So now we're supposed to believe that all the weird behavior we saw from Will's neighbors and the police was because they knew he was Peter Ward sitting around having hallucinations of his dead family. But for some reason, nobody has reported him to the authorities — he's broken into his old house, he's screaming and running around, but his neighbor Naomi Watts just looks at him with wistful sympathy and makes him some stew. Why doesn't she tell him that he's Peter Ward? Why don't the cops bring him back to his mental institution after they catch him terrorizing the neighbors multiple times?

Please don't ask these questions, because Peter needs to have an emotional epiphany in the middle of two half-formed movies that don't call for one.

Now Peter decides, since he has a whole half of the movie to get through still, that his new mission is to scream at the ghosts of his family until they tell him what happened the night of the murders. There are a lot of sequences that I suppose are intended to be surreal, or maybe a little scary, where his cute daughters suddenly grow bullet holes and wife Libby yells at Peter for being a bad dad. Plus, Peter is sad. His wonderful family is dead! And he isn't really writing a novel. Plus, his skin is much worse than we thought it was when he was Will.

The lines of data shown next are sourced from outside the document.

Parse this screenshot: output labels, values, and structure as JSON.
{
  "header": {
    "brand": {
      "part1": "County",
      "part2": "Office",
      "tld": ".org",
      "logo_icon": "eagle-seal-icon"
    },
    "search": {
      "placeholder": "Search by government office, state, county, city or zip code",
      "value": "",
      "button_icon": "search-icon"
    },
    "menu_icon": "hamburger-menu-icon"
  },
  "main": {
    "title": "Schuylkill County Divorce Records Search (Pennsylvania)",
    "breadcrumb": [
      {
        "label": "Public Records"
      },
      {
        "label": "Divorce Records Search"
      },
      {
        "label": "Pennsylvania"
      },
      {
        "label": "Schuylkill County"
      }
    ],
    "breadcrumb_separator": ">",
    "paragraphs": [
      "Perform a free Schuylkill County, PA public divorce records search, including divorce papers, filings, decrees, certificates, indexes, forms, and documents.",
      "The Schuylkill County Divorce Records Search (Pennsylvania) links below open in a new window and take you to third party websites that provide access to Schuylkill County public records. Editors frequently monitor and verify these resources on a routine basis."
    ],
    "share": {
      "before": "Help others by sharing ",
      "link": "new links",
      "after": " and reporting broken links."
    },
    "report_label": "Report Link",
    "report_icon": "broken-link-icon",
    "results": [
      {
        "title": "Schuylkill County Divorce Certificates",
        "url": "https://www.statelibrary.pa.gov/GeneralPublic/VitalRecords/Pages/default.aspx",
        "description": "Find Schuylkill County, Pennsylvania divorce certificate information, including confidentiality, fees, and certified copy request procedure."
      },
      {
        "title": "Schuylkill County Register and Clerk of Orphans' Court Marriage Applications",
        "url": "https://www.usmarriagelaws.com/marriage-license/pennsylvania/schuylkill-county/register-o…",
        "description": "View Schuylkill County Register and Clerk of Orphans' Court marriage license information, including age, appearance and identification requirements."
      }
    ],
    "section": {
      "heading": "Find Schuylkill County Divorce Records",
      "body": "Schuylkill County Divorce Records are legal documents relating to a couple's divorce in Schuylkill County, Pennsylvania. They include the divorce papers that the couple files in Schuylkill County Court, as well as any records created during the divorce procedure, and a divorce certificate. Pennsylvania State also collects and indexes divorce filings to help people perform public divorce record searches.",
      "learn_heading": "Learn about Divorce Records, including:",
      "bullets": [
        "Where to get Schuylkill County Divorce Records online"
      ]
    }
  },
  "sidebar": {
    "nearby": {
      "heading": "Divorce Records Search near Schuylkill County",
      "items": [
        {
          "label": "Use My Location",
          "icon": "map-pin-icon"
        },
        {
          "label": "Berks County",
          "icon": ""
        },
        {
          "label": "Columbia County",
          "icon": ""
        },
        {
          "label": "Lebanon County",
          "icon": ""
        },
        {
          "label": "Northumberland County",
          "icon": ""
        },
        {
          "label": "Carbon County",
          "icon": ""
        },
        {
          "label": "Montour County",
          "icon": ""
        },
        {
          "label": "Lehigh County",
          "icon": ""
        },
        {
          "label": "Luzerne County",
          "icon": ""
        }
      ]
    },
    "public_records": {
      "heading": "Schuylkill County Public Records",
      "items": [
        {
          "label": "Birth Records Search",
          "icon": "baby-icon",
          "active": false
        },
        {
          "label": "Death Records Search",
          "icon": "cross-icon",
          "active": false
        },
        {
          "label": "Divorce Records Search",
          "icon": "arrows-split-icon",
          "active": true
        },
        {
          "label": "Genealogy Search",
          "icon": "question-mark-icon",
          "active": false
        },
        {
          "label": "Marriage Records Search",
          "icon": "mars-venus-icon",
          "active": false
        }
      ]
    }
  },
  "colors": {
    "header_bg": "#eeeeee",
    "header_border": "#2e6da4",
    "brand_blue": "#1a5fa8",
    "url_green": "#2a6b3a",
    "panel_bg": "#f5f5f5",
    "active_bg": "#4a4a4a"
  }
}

And now, back to the pitiful remains of the genre movies that Sheridan was trying to make. You won't be surprised to discover that there is something that we are supposed to think of as a surprise to explain what happened to Peter. Just for fun, let's call it a twist ending even though when you see it you'll think you're watching a punchline from Home Alone. Honestly, if you bother to see this movie, you'll find that I'm not exaggerating at all when I compare it to that classic John Hughes movie about bumbling criminals. I don't guarantee a good time, but I do guarantee head-slappery.

By the time Peter has his epiphany, which he certainly doesn't deserve, you just want to slap everybody in the movie except for the teenagers who were doing the Satanic ritual in Peter's basement. I want to watch whatever movie they were in — while Peter was struggling to squeeze a book deal out of his emotional trauma, they were probably off fighting vampires in graveyards.

As I said at the outset, this is the kind of movie that an art director makes after watching maybe one or two horror movies and deciding that he understands everything about the genre. As a result, you're left with something that looks, at best, cluelessly clichéd to people who are more familiar with the genre. And you don't need to be a horror aficionado to find the whole production incoherent and tone deaf. The fact is, Sheridan could have used all these great actors to tell a straightforward story about a man driven crazy with grief, coming to terms with what he has lost. That he tries to shoehorn that simple emotional core into genres that Stanley Kubrick and Martin Scorsese spent their careers mastering makes everybody involved in this film look like a fool.